AIM OF THE TASK = Return the data in full, exactly as it was written.

DATA SHOWN =
>>>
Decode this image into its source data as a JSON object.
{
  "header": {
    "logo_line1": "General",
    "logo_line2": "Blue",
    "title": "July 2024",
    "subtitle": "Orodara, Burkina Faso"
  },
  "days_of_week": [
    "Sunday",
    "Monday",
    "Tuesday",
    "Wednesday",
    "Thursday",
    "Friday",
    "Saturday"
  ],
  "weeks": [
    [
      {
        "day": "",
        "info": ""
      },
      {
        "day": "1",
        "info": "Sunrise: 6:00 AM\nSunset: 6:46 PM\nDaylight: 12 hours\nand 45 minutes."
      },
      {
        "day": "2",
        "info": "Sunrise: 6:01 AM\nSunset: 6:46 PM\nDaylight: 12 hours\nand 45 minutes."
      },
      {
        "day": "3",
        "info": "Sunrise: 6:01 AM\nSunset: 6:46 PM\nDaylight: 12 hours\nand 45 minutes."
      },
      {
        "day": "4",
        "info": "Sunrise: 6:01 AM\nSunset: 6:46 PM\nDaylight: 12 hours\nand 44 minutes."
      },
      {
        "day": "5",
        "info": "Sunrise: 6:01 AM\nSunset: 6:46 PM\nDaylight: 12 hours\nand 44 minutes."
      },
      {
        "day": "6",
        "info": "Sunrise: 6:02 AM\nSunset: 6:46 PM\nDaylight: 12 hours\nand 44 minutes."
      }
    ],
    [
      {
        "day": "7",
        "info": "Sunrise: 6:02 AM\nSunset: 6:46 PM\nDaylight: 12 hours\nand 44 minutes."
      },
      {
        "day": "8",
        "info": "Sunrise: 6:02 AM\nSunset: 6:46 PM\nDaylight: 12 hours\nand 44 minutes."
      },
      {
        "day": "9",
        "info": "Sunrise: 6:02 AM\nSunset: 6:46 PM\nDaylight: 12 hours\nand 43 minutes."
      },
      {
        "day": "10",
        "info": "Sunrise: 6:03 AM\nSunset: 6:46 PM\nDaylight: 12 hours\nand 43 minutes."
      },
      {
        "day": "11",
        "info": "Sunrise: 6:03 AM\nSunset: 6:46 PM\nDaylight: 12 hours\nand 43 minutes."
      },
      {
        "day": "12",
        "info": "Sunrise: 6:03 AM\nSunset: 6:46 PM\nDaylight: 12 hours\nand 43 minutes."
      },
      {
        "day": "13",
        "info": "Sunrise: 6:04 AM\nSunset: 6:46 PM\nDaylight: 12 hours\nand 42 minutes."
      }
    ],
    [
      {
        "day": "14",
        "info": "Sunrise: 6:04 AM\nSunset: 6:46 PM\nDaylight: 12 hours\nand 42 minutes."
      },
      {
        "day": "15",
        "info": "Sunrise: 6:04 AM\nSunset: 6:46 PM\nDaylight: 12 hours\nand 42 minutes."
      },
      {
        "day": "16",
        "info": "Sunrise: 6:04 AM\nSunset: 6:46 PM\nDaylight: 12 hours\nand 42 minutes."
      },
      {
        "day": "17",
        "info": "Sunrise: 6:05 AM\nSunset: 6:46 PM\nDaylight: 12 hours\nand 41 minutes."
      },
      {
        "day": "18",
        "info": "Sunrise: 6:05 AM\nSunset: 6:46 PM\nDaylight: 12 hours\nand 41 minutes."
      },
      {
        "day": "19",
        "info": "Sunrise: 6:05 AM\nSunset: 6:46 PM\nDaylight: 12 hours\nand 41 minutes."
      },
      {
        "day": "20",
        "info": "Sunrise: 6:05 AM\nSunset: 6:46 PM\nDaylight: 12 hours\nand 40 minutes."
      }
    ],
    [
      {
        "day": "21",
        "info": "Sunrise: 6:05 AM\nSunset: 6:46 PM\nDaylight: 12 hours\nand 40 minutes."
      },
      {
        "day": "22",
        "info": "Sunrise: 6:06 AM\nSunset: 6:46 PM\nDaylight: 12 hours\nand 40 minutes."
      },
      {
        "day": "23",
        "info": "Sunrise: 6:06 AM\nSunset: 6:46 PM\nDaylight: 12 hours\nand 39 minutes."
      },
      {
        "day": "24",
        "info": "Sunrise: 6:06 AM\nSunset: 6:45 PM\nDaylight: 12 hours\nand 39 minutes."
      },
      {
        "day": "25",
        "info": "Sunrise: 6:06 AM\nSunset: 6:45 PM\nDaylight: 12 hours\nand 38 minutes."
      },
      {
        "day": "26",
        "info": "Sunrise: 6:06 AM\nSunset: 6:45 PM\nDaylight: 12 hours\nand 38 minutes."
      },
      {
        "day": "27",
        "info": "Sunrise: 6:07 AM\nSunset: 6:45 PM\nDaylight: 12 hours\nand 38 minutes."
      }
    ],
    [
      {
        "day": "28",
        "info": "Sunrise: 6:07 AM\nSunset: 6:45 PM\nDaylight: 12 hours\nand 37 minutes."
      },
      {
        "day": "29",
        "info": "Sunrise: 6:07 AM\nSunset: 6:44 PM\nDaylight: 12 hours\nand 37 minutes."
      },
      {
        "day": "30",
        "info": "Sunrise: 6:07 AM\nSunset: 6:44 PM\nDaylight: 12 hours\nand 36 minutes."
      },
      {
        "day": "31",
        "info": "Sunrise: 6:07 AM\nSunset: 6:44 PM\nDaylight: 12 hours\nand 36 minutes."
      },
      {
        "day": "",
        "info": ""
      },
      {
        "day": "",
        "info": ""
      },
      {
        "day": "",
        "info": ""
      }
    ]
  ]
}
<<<
EXPECTED ANSWER =
Decode this image into its source data as a JSON object.
{
  "header": {
    "logo_line1": "General",
    "logo_line2": "Blue",
    "title": "July 2024",
    "subtitle": "Orodara, Burkina Faso"
  },
  "days_of_week": [
    "Sunday",
    "Monday",
    "Tuesday",
    "Wednesday",
    "Thursday",
    "Friday",
    "Saturday"
  ],
  "weeks": [
    [
      {
        "day": "",
        "info": ""
      },
      {
        "day": "1",
        "info": "Sunrise: 6:00 AM\nSunset: 6:46 PM\nDaylight: 12 hours\nand 45 minutes."
      },
      {
        "day": "2",
        "info": "Sunrise: 6:01 AM\nSunset: 6:46 PM\nDaylight: 12 hours\nand 45 minutes."
      },
      {
        "day": "3",
        "info": "Sunrise: 6:01 AM\nSunset: 6:46 PM\nDaylight: 12 hours\nand 45 minutes."
      },
      {
        "day": "4",
        "info": "Sunrise: 6:01 AM\nSunset: 6:46 PM\nDaylight: 12 hours\nand 44 minutes."
      },
      {
        "day": "5",
        "info": "Sunrise: 6:01 AM\nSunset: 6:46 PM\nDaylight: 12 hours\nand 44 minutes."
      },
      {
        "day": "6",
        "info": "Sunrise: 6:02 AM\nSunset: 6:46 PM\nDaylight: 12 hours\nand 44 minutes."
      }
    ],
    [
      {
        "day": "7",
        "info": "Sunrise: 6:02 AM\nSunset: 6:46 PM\nDaylight: 12 hours\nand 44 minutes."
      },
      {
        "day": "8",
        "info": "Sunrise: 6:02 AM\nSunset: 6:46 PM\nDaylight: 12 hours\nand 44 minutes."
      },
      {
        "day": "9",
        "info": "Sunrise: 6:02 AM\nSunset: 6:46 PM\nDaylight: 12 hours\nand 43 minutes."
      },
      {
        "day": "10",
        "info": "Sunrise: 6:03 AM\nSunset: 6:46 PM\nDaylight: 12 hours\nand 43 minutes."
      },
      {
        "day": "11",
        "info": "Sunrise: 6:03 AM\nSunset: 6:46 PM\nDaylight: 12 hours\nand 43 minutes."
      },
      {
        "day": "12",
        "info": "Sunrise: 6:03 AM\nSunset: 6:46 PM\nDaylight: 12 hours\nand 43 minutes."
      },
      {
        "day": "13",
        "info": "Sunrise: 6:04 AM\nSunset: 6:46 PM\nDaylight: 12 hours\nand 42 minutes."
      }
    ],
    [
      {
        "day": "14",
        "info": "Sunrise: 6:04 AM\nSunset: 6:46 PM\nDaylight: 12 hours\nand 42 minutes."
      },
      {
        "day": "15",
        "info": "Sunrise: 6:04 AM\nSunset: 6:46 PM\nDaylight: 12 hours\nand 42 minutes."
      },
      {
        "day": "16",
        "info": "Sunrise: 6:04 AM\nSunset: 6:46 PM\nDaylight: 12 hours\nand 42 minutes."
      },
      {
        "day": "17",
        "info": "Sunrise: 6:05 AM\nSunset: 6:46 PM\nDaylight: 12 hours\nand 41 minutes."
      },
      {
        "day": "18",
        "info": "Sunrise: 6:05 AM\nSunset: 6:46 PM\nDaylight: 12 hours\nand 41 minutes."
      },
      {
        "day": "19",
        "info": "Sunrise: 6:05 AM\nSunset: 6:46 PM\nDaylight: 12 hours\nand 41 minutes."
      },
      {
        "day": "20",
        "info": "Sunrise: 6:05 AM\nSunset: 6:46 PM\nDaylight: 12 hours\nand 40 minutes."
      }
    ],
    [
      {
        "day": "21",
        "info": "Sunrise: 6:05 AM\nSunset: 6:46 PM\nDaylight: 12 hours\nand 40 minutes."
      },
      {
        "day": "22",
        "info": "Sunrise: 6:06 AM\nSunset: 6:46 PM\nDaylight: 12 hours\nand 40 minutes."
      },
      {
        "day": "23",
        "info": "Sunrise: 6:06 AM\nSunset: 6:46 PM\nDaylight: 12 hours\nand 39 minutes."
      },
      {
        "day": "24",
        "info": "Sunrise: 6:06 AM\nSunset: 6:45 PM\nDaylight: 12 hours\nand 39 minutes."
      },
      {
        "day": "25",
        "info": "Sunrise: 6:06 AM\nSunset: 6:45 PM\nDaylight: 12 hours\nand 38 minutes."
      },
      {
        "day": "26",
        "info": "Sunrise: 6:06 AM\nSunset: 6:45 PM\nDaylight: 12 hours\nand 38 minutes."
      },
      {
        "day": "27",
        "info": "Sunrise: 6:07 AM\nSunset: 6:45 PM\nDaylight: 12 hours\nand 38 minutes."
      }
    ],
    [
      {
        "day": "28",
        "info": "Sunrise: 6:07 AM\nSunset: 6:45 PM\nDaylight: 12 hours\nand 37 minutes."
      },
      {
        "day": "29",
        "info": "Sunrise: 6:07 AM\nSunset: 6:44 PM\nDaylight: 12 hours\nand 37 minutes."
      },
      {
        "day": "30",
        "info": "Sunrise: 6:07 AM\nSunset: 6:44 PM\nDaylight: 12 hours\nand 36 minutes."
      },
      {
        "day": "31",
        "info": "Sunrise: 6:07 AM\nSunset: 6:44 PM\nDaylight: 12 hours\nand 36 minutes."
      },
      {
        "day": "",
        "info": ""
      },
      {
        "day": "",
        "info": ""
      },
      {
        "day": "",
        "info": ""
      }
    ]
  ]
}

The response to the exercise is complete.